__Exercise prompt__. The records below are to be retyped in full, without any alteration.
::: Source material
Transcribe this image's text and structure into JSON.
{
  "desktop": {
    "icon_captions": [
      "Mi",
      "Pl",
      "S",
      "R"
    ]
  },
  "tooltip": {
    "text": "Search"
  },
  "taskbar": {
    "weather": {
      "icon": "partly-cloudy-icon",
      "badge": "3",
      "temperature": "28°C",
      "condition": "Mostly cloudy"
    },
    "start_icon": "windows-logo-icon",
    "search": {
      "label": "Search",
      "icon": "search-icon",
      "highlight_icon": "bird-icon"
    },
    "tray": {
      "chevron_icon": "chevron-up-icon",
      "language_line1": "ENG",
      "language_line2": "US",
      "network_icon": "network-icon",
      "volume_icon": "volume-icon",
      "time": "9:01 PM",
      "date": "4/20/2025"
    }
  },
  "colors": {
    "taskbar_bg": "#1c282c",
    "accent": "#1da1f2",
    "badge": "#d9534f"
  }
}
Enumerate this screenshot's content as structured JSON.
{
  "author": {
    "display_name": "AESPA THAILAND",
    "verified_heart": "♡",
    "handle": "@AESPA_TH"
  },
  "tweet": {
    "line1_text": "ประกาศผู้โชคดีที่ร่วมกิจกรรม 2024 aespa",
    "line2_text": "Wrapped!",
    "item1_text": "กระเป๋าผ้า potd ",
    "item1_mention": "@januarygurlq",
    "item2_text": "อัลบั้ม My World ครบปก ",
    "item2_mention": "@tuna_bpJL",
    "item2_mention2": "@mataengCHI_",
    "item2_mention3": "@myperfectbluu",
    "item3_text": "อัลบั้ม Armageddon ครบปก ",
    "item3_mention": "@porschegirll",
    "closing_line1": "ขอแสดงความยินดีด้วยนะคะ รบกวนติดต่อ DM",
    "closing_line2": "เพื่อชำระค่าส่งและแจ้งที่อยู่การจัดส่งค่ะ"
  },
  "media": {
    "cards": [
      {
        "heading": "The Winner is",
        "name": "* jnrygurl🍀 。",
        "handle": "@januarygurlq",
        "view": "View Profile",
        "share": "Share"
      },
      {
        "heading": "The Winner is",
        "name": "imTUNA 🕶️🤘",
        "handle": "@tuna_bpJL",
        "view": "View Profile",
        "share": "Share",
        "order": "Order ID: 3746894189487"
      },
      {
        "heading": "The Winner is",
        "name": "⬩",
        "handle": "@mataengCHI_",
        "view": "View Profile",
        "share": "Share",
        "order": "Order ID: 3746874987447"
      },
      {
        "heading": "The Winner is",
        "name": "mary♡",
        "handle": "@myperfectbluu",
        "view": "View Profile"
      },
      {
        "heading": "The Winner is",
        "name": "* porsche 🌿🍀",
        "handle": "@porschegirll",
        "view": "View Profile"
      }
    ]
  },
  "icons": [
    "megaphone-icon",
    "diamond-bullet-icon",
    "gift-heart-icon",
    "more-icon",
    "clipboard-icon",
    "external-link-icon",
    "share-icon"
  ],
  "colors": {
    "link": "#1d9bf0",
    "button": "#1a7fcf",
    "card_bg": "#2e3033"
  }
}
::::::
__Result for this task__.
Transcribe this image's text and structure into JSON.
{
  "desktop": {
    "icon_captions": [
      "Mi",
      "Pl",
      "S",
      "R"
    ]
  },
  "tooltip": {
    "text": "Search"
  },
  "taskbar": {
    "weather": {
      "icon": "partly-cloudy-icon",
      "badge": "3",
      "temperature": "28°C",
      "condition": "Mostly cloudy"
    },
    "start_icon": "windows-logo-icon",
    "search": {
      "label": "Search",
      "icon": "search-icon",
      "highlight_icon": "bird-icon"
    },
    "tray": {
      "chevron_icon": "chevron-up-icon",
      "language_line1": "ENG",
      "language_line2": "US",
      "network_icon": "network-icon",
      "volume_icon": "volume-icon",
      "time": "9:01 PM",
      "date": "4/20/2025"
    }
  },
  "colors": {
    "taskbar_bg": "#1c282c",
    "accent": "#1da1f2",
    "badge": "#d9534f"
  }
}
Enumerate this screenshot's content as structured JSON.
{
  "author": {
    "display_name": "AESPA THAILAND",
    "verified_heart": "♡",
    "handle": "@AESPA_TH"
  },
  "tweet": {
    "line1_text": "ประกาศผู้โชคดีที่ร่วมกิจกรรม 2024 aespa",
    "line2_text": "Wrapped!",
    "item1_text": "กระเป๋าผ้า potd ",
    "item1_mention": "@januarygurlq",
    "item2_text": "อัลบั้ม My World ครบปก ",
    "item2_mention": "@tuna_bpJL",
    "item2_mention2": "@mataengCHI_",
    "item2_mention3": "@myperfectbluu",
    "item3_text": "อัลบั้ม Armageddon ครบปก ",
    "item3_mention": "@porschegirll",
    "closing_line1": "ขอแสดงความยินดีด้วยนะคะ รบกวนติดต่อ DM",
    "closing_line2": "เพื่อชำระค่าส่งและแจ้งที่อยู่การจัดส่งค่ะ"
  },
  "media": {
    "cards": [
      {
        "heading": "The Winner is",
        "name": "* jnrygurl🍀 。",
        "handle": "@januarygurlq",
        "view": "View Profile",
        "share": "Share"
      },
      {
        "heading": "The Winner is",
        "name": "imTUNA 🕶️🤘",
        "handle": "@tuna_bpJL",
        "view": "View Profile",
        "share": "Share",
        "order": "Order ID: 3746894189487"
      },
      {
        "heading": "The Winner is",
        "name": "⬩",
        "handle": "@mataengCHI_",
        "view": "View Profile",
        "share": "Share",
        "order": "Order ID: 3746874987447"
      },
      {
        "heading": "The Winner is",
        "name": "mary♡",
        "handle": "@myperfectbluu",
        "view": "View Profile"
      },
      {
        "heading": "The Winner is",
        "name": "* porsche 🌿🍀",
        "handle": "@porschegirll",
        "view": "View Profile"
      }
    ]
  },
  "icons": [
    "megaphone-icon",
    "diamond-bullet-icon",
    "gift-heart-icon",
    "more-icon",
    "clipboard-icon",
    "external-link-icon",
    "share-icon"
  ],
  "colors": {
    "link": "#1d9bf0",
    "button": "#1a7fcf",
    "card_bg": "#2e3033"
  }
}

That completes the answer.